A SOUTH Gloucestershire health care provider is celebrating its one year anniversary of providing specialist care by extending an innovative scheme.

Sirona Care and Health, a not-for-profit social enterprise which is NHS funded, celebrated its anniversary on Wednesday, April 1 with the introduction of a specialist Health Visitor team set up to help the elderly stay out of hospital in South Gloucestershire.

The schemes comes on top of a range of specialist packages introduced over the last year aimed at keeping people as independent as possible and avoiding hospital admission.

Janet Rowse, chief executive of Sirona, said: “Working closely with our GP colleagues we have introduced a model of care which keeps people safely supported in their own homes with the introduction of additional community services.

“Should someone require hospital admission, these services help them to return home more quickly and in a safe way. We know people prefer to be at home where possible.

“We are very proud that in the first six months of these initiatives being live we saw a 64 per cent increase in the number of rehabilitation sessions provided to people in their own homes, 34 per cent more people cared for at home and an additional 21 per cent of people supported when they were discharged from hospital.

“And most importantly patients and their families are positive about their experience which is important to all of us at Sirona as we believe in treating people as we would a member of our own family.”

The initiatives include:

-Extending the hospital discharge liaison service to operate over seven days.

-GP practices are working closely together in six clusters across South Gloucestershire and Sirona has ensured that each one has its own dedicated community team.

-Increasing the number of people who are supported on discharge from hospital by community staff so they can leave sooner and increasing the number of people cared for in their own homes to avoid an admission into hospital.

-The provision of 11 Emergency Care Practitioners who can respond urgently to people in their own homes to help avoid hospital admissions; this service now has an increased role in supporting people who have fallen at home.

-The introduction of a “Discharge to Assess” service which means patients who are medically fit but require rehabilitation can be discharged and assessed in their own home on the same day.
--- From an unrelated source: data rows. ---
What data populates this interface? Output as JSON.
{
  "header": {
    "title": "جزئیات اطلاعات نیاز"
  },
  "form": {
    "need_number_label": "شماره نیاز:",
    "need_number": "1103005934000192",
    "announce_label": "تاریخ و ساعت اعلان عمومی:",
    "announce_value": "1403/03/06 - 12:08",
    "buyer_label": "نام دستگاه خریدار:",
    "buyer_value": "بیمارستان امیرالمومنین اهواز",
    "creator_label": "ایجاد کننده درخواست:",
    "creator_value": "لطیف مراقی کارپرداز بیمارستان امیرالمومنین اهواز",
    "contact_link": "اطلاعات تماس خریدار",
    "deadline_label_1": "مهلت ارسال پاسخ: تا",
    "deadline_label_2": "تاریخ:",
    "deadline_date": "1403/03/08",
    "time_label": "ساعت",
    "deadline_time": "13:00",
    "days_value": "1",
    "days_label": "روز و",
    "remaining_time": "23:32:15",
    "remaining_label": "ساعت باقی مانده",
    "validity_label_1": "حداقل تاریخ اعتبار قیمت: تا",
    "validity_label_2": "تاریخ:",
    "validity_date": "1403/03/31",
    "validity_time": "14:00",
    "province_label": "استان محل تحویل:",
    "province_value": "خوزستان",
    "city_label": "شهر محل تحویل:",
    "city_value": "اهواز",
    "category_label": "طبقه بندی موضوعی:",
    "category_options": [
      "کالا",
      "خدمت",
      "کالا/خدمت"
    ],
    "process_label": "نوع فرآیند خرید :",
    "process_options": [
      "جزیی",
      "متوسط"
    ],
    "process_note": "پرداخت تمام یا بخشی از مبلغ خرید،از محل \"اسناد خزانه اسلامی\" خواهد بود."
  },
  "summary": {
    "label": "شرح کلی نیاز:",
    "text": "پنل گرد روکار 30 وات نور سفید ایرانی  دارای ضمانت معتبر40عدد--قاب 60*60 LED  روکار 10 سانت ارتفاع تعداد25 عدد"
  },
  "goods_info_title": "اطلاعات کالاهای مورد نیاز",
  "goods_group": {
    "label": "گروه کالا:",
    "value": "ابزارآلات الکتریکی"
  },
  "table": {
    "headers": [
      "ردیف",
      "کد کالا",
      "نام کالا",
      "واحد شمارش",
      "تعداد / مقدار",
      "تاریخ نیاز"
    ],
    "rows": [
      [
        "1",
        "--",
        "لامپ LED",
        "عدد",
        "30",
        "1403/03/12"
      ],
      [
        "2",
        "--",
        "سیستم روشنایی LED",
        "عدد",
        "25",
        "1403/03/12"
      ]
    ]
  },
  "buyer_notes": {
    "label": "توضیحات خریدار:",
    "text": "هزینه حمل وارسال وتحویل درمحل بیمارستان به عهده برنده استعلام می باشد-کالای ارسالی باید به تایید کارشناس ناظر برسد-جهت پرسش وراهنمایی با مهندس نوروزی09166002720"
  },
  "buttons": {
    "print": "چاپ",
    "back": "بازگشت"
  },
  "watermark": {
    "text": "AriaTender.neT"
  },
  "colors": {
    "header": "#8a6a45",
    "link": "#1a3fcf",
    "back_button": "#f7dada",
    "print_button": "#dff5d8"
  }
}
A night sitter is provided for the first night to provide reassurance to them and to their family.

-Increasing capacity to provide more Intravenous (IV) therapy at home which also allows early discharge for those in hospital only needing IV antibiotics or other forms of IV therapy.